Guinness manufacturer Diageo has recorded a better-than-expected rise in full-year organic net sales, as North American bars and restaurants reopened helping boost demand for its tequila brands and Johnnie Walker whisky.
A Generally Buoyant Mood
The London-listed company's results mirrored bumper earnings from a host of companies, including carmaker Volkswagen and plane maker Airbus, and reflected a generally buoyant mood among European firms emerging from the coronavirus pandemic.
Diageo, the shares of which reversed early losses to trade up 2% on the FTSE 100, also raised its annual dividend by 5% to 44.59 pence per share.
The company said that results were propelled by the United States, its biggest market, where easing lockdowns had driven replenishment of stocks at bars and restaurants.
At the same time, consumers continued to shop for more premium spirits such as tequila, liqueurs and bottles of Johnnie Walker scotch at supermarket stores, driving organic net sales in North America up 20%.
In the European region, Turkey and northern Europe were the strongest performers helped by strong demand for scotch whiskies in shops.
Signs of resurgence were also emerging in Africa, Latin America and Asia, where organic net sales rose by double digit percentages, in part due to easier comparisons to last year.
Total organic net sales rose 16% for the year that ended on June 30, beating the 13.7% rise analysts had expected, according to company-supplied estimates.

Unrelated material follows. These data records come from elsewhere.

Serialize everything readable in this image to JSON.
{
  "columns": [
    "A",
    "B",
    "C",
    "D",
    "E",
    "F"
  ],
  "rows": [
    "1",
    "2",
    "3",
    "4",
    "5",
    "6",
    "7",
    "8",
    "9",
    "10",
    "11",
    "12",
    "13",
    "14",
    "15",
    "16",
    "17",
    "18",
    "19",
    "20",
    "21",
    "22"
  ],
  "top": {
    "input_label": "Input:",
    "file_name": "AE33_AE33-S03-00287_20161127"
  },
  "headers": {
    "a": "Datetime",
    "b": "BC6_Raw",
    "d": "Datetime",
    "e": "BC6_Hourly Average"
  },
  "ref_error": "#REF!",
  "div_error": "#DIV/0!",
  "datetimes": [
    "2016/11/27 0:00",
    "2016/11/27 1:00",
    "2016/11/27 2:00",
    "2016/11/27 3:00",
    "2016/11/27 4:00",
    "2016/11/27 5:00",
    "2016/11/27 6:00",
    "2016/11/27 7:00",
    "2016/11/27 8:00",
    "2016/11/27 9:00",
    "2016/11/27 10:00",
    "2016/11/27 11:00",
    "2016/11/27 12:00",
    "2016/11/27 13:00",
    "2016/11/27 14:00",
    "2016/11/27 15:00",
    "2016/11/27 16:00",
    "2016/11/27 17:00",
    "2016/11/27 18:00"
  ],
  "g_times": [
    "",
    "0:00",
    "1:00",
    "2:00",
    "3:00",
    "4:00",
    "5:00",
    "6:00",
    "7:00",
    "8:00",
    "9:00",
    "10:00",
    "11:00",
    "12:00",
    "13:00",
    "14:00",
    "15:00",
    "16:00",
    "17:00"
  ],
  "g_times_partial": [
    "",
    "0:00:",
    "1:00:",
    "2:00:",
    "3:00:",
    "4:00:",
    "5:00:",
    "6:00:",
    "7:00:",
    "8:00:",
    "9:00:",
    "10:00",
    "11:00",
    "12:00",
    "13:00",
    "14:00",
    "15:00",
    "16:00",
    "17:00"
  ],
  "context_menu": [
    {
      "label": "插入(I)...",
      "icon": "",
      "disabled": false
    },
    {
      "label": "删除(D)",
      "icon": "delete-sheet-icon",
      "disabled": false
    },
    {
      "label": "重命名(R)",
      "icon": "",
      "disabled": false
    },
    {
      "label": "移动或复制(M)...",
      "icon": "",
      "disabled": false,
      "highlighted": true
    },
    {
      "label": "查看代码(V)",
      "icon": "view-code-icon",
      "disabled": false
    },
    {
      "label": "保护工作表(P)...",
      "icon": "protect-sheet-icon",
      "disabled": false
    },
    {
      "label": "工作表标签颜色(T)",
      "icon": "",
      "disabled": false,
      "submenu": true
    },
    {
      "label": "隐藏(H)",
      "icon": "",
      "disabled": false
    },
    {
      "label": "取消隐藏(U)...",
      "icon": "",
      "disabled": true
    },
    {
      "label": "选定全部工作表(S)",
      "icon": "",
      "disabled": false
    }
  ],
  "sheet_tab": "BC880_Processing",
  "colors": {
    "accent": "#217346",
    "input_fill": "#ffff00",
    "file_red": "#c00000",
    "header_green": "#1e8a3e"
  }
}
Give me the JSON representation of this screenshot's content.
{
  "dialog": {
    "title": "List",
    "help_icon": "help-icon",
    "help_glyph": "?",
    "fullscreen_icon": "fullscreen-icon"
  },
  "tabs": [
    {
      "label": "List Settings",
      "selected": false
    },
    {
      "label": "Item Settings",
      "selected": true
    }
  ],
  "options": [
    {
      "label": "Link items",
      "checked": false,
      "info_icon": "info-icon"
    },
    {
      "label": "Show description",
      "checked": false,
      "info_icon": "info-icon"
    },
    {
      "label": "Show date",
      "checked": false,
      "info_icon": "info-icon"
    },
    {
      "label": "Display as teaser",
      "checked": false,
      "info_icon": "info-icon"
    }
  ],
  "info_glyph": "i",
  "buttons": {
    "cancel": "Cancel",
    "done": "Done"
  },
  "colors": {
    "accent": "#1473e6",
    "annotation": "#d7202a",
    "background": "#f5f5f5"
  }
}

"It comes as no surprise that the shuttering of bars and night clubs left Diageo with a nasty hangover of problems," said Sophie Lund-Yates, equity analyst at Hargreaves Lansdown. "However, the strength of the group's brands means it was able to recoup some of its losses through a huge increase in supermarket trade in some key markets, and it has come out of the pandemic in remarkably resilient shape."
Expecting Organic New Sales Momentum To Continue
Diageo said that it is expecting organic net sales momentum to continue into fiscal 2022, but with volatility in the short term.
Volatility From Lockdowns
Lavanya Chandrashekar, who was promoted to chief financial officer in July, told reporters that volatility is coming from lockdowns in markets such as India, South Africa and Indonesia, where there has been a rise in COVID-19 cases in recent months.